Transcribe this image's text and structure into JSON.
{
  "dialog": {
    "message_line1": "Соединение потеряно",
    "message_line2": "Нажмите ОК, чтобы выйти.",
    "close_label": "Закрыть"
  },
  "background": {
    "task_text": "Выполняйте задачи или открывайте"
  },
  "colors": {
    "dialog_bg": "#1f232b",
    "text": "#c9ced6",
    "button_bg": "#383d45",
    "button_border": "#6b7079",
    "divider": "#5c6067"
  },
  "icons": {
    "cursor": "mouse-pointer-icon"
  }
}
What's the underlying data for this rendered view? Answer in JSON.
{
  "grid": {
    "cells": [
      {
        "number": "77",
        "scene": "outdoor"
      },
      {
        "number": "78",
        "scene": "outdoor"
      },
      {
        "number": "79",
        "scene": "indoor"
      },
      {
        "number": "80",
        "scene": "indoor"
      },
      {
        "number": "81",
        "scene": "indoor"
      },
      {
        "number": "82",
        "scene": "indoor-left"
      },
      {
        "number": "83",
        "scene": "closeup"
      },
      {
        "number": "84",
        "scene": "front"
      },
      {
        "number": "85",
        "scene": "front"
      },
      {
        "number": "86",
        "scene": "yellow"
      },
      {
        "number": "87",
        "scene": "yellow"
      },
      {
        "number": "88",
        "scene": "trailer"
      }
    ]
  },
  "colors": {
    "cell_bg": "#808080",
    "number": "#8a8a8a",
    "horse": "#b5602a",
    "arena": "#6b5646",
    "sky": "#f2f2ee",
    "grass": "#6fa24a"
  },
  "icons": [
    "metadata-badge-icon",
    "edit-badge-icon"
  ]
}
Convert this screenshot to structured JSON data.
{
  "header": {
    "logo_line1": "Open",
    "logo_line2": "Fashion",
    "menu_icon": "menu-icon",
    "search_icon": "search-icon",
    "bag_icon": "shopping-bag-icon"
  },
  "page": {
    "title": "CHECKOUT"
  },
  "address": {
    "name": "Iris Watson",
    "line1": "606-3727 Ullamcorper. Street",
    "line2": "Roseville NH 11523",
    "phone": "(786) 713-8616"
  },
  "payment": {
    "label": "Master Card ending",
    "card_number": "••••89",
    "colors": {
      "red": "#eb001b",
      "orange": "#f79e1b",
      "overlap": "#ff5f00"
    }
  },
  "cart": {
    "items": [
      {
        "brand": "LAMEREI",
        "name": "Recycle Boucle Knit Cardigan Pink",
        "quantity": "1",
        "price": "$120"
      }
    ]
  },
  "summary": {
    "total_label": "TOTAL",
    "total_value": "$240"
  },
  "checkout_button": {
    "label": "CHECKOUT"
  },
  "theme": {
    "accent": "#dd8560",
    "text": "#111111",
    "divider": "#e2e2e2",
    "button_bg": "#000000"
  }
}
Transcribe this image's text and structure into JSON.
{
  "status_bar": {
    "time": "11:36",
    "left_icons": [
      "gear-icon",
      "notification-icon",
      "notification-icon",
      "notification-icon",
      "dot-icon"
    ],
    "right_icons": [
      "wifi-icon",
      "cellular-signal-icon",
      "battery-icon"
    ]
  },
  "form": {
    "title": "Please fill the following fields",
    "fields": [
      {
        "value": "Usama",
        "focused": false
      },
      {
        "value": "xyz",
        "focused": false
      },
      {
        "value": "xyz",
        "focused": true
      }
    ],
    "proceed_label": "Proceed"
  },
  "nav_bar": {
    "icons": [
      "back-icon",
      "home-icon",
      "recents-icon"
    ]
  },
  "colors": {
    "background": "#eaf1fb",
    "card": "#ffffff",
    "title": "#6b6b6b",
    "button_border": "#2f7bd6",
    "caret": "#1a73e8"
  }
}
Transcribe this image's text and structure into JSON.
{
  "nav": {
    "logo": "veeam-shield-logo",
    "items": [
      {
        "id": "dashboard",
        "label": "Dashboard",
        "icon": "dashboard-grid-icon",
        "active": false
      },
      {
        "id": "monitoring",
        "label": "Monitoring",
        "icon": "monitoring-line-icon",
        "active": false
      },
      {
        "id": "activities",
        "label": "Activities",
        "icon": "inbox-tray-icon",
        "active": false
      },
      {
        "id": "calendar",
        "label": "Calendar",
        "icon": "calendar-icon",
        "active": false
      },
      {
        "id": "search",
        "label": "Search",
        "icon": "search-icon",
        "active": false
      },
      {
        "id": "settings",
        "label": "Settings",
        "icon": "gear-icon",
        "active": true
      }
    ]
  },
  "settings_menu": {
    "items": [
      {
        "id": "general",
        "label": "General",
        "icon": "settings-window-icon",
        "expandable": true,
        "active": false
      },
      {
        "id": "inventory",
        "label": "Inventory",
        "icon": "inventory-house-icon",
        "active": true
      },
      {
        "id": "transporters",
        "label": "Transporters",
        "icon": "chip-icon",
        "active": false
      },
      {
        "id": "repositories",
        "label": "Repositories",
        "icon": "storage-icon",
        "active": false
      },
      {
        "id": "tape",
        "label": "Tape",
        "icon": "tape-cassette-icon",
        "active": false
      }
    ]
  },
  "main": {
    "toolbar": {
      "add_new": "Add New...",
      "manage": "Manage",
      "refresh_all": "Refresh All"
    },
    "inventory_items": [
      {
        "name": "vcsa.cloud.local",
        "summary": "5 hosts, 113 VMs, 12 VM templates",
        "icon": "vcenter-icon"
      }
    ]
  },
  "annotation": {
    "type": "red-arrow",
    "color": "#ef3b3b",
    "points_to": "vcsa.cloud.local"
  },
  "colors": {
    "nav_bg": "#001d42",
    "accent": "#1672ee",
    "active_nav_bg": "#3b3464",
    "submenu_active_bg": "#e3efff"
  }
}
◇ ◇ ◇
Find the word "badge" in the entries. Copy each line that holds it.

### Answer space
    "metadata-badge-icon",
    "edit-badge-icon"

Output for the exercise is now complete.